At the end of the day, Wings staff and parents provided this “Thank You” award and card to me and GlobalGiving on behalf of the support for Wings Melaka.

Jacqueline
GlobalGiving InTheField Representative | Texas

Jacqueline is an InTheField Traveler with GlobalGiving and is now making her way across Southeast Asia. Jacqueline has lived all around the U.S., Central America, backpacked along Australia’s eastern coast while volunteering for the National Park Service, western Europe, and traveled around the world. You can also follow her via Twitter.

For more information about GlobalGiving, click here. 

Case on Scholarships for Students – Breaking the Cycle of Poverty w/ CCEF

On March 21, Alexis and I visited Cambodian Children’s Education Fund scholarship recipients’ schools, and we had dinner with a recipient family of CCEF’s scholarship program. A quick note before I share about the site visit… since the Khmer Rouge, education in Cambodia is basically starting at square 1. The Khmer Rouge killed/wiped out anyone who was educated in order to destroy the social class system/rich vs. poor – they murdered an estimated 1/3 of the population. The country is now in a state of re-building its education system, educated citizens, and even re-teaching and preserving its cultural heritage (all of the former documents were destroyed by the Khmer Rouge party). The importance of education in a country where every highly educated citizen was murdered or fled the country is EXTREMELY vital and organizations are now working to ensure that children are able to COMPLETE their education since a large number of the population cannot afford for the kids to finish schooling much less afford books and uniforms. The children normally have to stop going to school in order to start working some at the age of 10 to provide additional income for the family. On to the site visit…

The first stop was New York International School in Siem Reap, Cambodia where 12 students are being sponsored by CCEF. Alexis and I were able to observe a class with some of the sponsored students and then meet with the staff and principal.  The school has grades kindergarten through 12th grade.  We asked what the difference is between the public and private schools and the staff explained: security, holding students accountable (for example when they are absent the school calls the parents), and number of students per teacher and class.
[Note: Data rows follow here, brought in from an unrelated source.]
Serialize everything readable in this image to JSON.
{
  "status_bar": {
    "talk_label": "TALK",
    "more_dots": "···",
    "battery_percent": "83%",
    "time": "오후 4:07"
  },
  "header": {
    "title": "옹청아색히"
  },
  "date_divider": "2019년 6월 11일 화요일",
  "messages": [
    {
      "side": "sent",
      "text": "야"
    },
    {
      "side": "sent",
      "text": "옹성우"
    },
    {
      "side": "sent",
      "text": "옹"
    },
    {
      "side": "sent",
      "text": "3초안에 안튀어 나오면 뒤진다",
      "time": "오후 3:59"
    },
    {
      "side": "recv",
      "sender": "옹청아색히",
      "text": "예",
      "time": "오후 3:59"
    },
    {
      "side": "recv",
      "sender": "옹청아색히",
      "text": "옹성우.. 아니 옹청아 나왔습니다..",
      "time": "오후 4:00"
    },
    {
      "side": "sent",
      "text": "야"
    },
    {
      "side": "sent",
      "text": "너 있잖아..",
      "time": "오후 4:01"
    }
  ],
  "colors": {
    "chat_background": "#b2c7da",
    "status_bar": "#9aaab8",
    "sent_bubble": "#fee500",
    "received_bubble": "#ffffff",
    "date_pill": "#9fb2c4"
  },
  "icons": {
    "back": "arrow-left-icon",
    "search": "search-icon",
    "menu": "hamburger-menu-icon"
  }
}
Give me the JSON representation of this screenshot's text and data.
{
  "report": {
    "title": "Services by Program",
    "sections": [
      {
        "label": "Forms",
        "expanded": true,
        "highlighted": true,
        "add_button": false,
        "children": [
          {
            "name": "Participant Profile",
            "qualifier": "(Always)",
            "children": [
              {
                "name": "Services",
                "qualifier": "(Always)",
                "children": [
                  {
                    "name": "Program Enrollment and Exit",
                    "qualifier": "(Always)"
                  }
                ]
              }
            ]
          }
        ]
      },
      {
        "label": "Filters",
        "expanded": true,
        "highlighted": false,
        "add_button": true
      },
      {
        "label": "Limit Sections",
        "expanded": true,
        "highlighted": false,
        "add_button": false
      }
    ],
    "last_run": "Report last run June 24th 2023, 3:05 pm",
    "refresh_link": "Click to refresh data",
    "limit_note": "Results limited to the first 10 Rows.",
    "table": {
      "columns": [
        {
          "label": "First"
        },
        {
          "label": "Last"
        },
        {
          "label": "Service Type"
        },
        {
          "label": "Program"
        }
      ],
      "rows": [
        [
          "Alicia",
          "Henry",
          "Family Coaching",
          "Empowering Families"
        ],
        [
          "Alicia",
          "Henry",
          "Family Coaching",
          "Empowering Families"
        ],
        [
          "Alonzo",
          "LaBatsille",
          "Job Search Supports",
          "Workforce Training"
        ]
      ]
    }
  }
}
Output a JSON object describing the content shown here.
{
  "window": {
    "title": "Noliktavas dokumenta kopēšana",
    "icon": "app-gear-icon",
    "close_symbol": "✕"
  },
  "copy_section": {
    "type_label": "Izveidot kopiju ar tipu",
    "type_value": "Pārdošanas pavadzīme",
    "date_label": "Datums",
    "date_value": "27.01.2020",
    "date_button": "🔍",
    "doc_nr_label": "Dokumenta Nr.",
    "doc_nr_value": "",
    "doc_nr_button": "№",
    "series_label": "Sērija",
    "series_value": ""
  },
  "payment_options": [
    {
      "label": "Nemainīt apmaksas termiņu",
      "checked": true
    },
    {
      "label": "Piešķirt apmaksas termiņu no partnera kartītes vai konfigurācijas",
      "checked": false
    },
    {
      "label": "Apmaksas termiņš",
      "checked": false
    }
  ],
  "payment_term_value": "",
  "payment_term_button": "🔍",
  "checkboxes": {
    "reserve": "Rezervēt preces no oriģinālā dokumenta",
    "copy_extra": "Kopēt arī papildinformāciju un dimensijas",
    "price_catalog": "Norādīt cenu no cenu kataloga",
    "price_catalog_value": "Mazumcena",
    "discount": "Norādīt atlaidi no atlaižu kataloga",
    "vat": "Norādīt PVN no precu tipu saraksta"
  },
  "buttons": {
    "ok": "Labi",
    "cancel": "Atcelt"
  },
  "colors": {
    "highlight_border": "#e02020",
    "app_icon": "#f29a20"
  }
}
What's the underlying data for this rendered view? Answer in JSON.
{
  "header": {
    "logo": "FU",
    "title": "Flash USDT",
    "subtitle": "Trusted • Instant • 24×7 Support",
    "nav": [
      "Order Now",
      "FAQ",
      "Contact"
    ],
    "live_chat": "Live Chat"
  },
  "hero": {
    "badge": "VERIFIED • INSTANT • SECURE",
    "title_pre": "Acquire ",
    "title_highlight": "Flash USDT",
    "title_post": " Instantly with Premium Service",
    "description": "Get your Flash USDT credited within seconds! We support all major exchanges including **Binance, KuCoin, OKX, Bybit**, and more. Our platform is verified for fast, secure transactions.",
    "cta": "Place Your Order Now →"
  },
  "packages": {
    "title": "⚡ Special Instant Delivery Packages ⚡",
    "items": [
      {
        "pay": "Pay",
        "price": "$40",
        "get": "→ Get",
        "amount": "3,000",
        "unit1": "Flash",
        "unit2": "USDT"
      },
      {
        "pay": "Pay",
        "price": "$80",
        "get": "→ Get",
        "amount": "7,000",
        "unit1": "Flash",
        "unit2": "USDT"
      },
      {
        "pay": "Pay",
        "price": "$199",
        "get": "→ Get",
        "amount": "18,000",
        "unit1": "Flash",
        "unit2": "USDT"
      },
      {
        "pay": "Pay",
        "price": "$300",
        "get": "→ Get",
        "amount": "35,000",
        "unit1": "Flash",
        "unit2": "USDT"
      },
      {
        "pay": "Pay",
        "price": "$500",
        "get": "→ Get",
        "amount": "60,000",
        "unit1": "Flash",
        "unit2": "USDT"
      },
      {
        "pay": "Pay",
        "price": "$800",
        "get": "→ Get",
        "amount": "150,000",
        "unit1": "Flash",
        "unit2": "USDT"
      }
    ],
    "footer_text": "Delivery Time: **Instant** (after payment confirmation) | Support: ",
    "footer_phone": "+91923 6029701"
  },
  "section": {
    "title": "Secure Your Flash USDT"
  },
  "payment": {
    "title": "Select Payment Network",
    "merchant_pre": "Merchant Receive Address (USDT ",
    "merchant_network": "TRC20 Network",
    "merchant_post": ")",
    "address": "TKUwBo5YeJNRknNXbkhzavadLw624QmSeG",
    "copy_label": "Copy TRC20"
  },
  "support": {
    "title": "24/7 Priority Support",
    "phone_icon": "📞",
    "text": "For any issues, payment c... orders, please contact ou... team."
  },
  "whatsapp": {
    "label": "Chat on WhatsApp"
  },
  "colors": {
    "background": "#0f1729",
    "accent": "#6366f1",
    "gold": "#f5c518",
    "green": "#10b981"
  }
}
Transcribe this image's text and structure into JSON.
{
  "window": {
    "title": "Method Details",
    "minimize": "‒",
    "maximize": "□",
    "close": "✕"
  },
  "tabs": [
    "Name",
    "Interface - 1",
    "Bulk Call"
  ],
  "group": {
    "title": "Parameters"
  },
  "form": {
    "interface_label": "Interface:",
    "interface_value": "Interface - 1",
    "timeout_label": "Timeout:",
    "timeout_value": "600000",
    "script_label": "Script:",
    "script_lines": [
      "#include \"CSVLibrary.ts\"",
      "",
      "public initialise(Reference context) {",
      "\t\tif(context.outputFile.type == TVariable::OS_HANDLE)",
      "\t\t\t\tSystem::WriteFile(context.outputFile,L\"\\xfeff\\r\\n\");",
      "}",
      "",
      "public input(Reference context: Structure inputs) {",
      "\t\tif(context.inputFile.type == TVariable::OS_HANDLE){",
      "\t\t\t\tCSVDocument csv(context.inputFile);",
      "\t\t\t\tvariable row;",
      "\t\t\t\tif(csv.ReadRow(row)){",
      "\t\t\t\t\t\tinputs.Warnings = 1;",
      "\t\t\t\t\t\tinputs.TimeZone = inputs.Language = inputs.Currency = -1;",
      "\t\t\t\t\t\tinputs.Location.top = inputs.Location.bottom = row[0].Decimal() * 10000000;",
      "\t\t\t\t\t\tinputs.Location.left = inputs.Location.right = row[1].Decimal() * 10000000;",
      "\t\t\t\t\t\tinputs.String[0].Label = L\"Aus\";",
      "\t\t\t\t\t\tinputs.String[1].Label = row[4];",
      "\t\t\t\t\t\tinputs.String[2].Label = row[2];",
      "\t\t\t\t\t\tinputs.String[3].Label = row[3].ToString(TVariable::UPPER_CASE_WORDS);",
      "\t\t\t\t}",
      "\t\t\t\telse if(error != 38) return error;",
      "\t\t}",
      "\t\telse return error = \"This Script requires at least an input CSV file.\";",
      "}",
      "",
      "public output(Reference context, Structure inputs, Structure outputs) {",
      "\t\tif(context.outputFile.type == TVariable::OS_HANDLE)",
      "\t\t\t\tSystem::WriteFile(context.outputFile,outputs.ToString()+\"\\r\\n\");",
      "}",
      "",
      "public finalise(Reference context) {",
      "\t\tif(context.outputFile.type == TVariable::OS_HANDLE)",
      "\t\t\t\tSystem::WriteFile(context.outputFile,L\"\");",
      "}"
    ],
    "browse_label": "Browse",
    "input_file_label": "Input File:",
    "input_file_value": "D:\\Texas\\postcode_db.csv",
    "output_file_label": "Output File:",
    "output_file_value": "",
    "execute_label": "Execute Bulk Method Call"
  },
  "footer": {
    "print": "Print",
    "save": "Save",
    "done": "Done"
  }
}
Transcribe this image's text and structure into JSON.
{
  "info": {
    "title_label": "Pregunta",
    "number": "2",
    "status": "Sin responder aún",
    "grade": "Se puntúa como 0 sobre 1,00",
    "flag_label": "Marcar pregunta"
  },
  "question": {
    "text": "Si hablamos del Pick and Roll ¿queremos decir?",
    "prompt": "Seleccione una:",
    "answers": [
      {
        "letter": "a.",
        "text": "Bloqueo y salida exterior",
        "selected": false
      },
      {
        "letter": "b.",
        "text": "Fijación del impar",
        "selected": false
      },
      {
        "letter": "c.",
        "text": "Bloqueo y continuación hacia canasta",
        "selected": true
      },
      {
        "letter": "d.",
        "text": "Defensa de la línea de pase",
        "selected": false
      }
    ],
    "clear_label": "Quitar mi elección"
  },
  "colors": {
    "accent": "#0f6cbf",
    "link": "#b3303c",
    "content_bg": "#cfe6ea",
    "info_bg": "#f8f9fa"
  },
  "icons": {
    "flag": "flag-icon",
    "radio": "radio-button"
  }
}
The students were getting more 1-on-1 support and courses in both English and Khmer (the local language). Later in the day, we visited Sunrise Children’s Village where CCEF sponsors 10 students. This is an orphanage that takes not only children without parents but also children whose families who cannot afford to take care of them or provide education – “economic orphans”.

That night we had dinner with Somalin, the first scholarship recipient, and her family.  Somalin, received a full scholarship since she was 3 to attend private school, and now has amazing English skills. Her dad often stopped to ask her how to say a word. Her dad said that she is determined to do well, doing more homework than is required and studying more than necessary every night.  Somalin’s father is a tuktuk driver – a common form of transportation in Cambodia which barely provides sufficient income for an entire family. Because of her education, her father now learned English too, and they both teach the whole family at home. Her dad also stays up late to help her with homework and says sometimes he has to keep the dictionary out to be able to complete it with her when it is very difficult.

Somalin’s education has installed the importance of education in their family. She was the first to receive formal schooling, formal English, and math training. It was incredible and inspiring to meet the children who can afford to go to school now, receive an education, and contribute to breaking the cycle of poverty.

Alexis and I at dinner with Somalin and her family